KATHMANDU, June 25: Maoist Chairman Puspha Kamal Dahal has stated that there is no possibility of forming a national consensus government as the Nepali Congress (NC) is against joining such a government and is instead conspiring to dissolve the Constituent Assembly (CA).
“The NC is in favor of direct rule by the president, who is from that party, after dissolving the CA and imposing a state of emergency,” a CC member quoted Dahal as saying during his briefing to the party Central Committee (CC) on Friday.
Under such circumstances, Dahal argued, the party should lead the government with the backing of the UML as per the seven-point deal reached with Prime Minister Jhalanath Khanal.
Dahal was of the view that Khanal would pass the baton to the Maoists after completing his six-month tenure in July-August, and that would give his party an upper hand even if the CA is dissolved. The Maoist chairman argued that the party should give continuity to the current government as there is almost no chance of forming a consensus government.

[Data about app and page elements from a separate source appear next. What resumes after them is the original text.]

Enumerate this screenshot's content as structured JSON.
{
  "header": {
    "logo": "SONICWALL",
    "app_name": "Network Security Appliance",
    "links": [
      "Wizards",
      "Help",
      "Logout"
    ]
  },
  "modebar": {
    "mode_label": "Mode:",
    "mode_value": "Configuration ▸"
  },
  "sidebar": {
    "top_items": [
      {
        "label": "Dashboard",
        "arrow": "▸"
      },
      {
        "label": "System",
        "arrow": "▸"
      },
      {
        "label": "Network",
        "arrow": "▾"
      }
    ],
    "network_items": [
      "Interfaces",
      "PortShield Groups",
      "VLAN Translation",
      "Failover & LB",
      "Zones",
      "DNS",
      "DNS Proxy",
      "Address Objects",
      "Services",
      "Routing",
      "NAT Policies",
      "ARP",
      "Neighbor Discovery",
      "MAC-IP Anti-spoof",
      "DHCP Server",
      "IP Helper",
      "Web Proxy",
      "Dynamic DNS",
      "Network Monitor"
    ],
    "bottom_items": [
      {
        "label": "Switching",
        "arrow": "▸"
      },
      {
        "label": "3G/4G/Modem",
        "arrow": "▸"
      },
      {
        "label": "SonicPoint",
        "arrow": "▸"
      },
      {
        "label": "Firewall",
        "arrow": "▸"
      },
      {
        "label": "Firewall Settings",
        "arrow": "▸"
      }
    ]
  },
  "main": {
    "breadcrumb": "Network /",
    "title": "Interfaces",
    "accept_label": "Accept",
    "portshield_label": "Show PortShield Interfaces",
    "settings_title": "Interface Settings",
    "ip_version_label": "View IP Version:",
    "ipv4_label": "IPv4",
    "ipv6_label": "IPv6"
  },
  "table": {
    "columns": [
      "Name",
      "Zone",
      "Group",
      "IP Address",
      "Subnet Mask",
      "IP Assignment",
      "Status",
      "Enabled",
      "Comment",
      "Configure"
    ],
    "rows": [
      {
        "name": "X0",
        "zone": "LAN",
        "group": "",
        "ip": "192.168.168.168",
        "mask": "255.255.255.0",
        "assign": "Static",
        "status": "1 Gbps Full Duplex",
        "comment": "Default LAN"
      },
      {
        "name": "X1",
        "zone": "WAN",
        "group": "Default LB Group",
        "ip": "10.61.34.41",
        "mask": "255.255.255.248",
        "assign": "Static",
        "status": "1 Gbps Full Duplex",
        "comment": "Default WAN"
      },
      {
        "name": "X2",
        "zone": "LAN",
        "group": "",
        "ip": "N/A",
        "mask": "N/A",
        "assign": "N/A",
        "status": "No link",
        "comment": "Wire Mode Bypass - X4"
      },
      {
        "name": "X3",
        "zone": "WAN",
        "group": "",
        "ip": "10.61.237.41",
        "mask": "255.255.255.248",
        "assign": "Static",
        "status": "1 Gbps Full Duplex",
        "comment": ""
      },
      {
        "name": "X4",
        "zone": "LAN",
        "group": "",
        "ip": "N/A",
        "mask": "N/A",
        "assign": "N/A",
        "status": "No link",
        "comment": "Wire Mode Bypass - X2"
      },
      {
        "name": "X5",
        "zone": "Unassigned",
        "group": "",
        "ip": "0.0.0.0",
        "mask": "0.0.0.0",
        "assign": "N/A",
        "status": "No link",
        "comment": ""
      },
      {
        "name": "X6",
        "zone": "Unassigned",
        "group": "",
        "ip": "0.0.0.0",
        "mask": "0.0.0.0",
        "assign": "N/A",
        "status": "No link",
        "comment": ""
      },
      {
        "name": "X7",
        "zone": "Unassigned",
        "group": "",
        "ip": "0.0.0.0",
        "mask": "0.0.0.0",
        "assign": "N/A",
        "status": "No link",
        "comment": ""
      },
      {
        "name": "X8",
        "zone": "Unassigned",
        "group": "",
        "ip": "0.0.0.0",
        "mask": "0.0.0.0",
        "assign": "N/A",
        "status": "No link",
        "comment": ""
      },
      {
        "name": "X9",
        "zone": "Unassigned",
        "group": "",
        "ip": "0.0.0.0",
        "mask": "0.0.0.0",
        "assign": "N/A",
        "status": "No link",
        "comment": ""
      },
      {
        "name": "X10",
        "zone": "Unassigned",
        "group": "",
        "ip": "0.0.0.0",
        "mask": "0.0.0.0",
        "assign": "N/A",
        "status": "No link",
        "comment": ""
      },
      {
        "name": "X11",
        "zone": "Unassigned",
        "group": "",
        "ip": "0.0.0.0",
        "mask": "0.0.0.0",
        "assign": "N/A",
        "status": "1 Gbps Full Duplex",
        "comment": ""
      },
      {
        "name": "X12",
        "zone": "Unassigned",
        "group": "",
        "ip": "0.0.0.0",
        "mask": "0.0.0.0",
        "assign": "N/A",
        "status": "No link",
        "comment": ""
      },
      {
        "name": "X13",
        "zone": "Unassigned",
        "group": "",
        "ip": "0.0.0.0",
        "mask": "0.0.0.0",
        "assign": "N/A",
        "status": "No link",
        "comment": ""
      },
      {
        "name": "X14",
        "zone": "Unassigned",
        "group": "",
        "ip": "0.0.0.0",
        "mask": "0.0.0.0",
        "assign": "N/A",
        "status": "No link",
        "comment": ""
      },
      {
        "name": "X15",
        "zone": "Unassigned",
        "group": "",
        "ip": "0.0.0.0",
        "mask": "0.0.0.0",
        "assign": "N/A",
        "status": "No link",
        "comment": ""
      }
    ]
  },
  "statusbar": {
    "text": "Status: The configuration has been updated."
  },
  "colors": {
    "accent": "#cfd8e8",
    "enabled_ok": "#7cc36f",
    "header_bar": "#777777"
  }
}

On the issue of integration and rehabilitation of combatants, Dahal argued that the NC has taken a step backwards and gone against integration, following the recent gathering of that party´s district presidents in Dhulikhel.
"The NC had told us that it agrees to the integration of 6,000 PLA members under a Nepal Army directorate. Now they are saying they cannot accept more than 5,000,” a leader quoted Dahal as saying. "The NC has violated the five-point deal," he argued.
The Maoist chief flatly denied the charge that he has agreed with other parties to turn the PLA into a non-combat force.
“We have only agreed to set up a mixed force under the directorate of the Nepal Army. We have not agreed on the details. I think we have construed the agreement differently,” Dahal told the meeting.
On the issue of constitution-writing, he stated that the pro-parliament parties have not shown any interest, and defended himself against allegations from the party´s hardline faction that he is making compromises on the fundamental principles of the party. “The NC and UML are not even interested in drafting a constitution like the one formulated in 1990,” Dahal stated at the meeting.
On the distribution of responsibilities among party leaders, he said the task requires homework and also asked the CC members to present their opinions.
For resolving intra-party disputes, Dahal presented two options: the party can hold systematic debate within the existing five-point framework, or add another point to the five-point framework saying the party factions can debate openly outside the party. The five-point deal was formulated when Vice-chairman Dr Baburam Bhattarai was in a minority after Dahal switched to the hardline camp in December.
Dahal argued that disputes over the party´s general line would be resolved in a general convention to be held at an appropriate time.
Dahal didn´t present any concrete proposal at the meeting and asked for at least three days to make preparations. The next date for the meeting has not been fixed yet.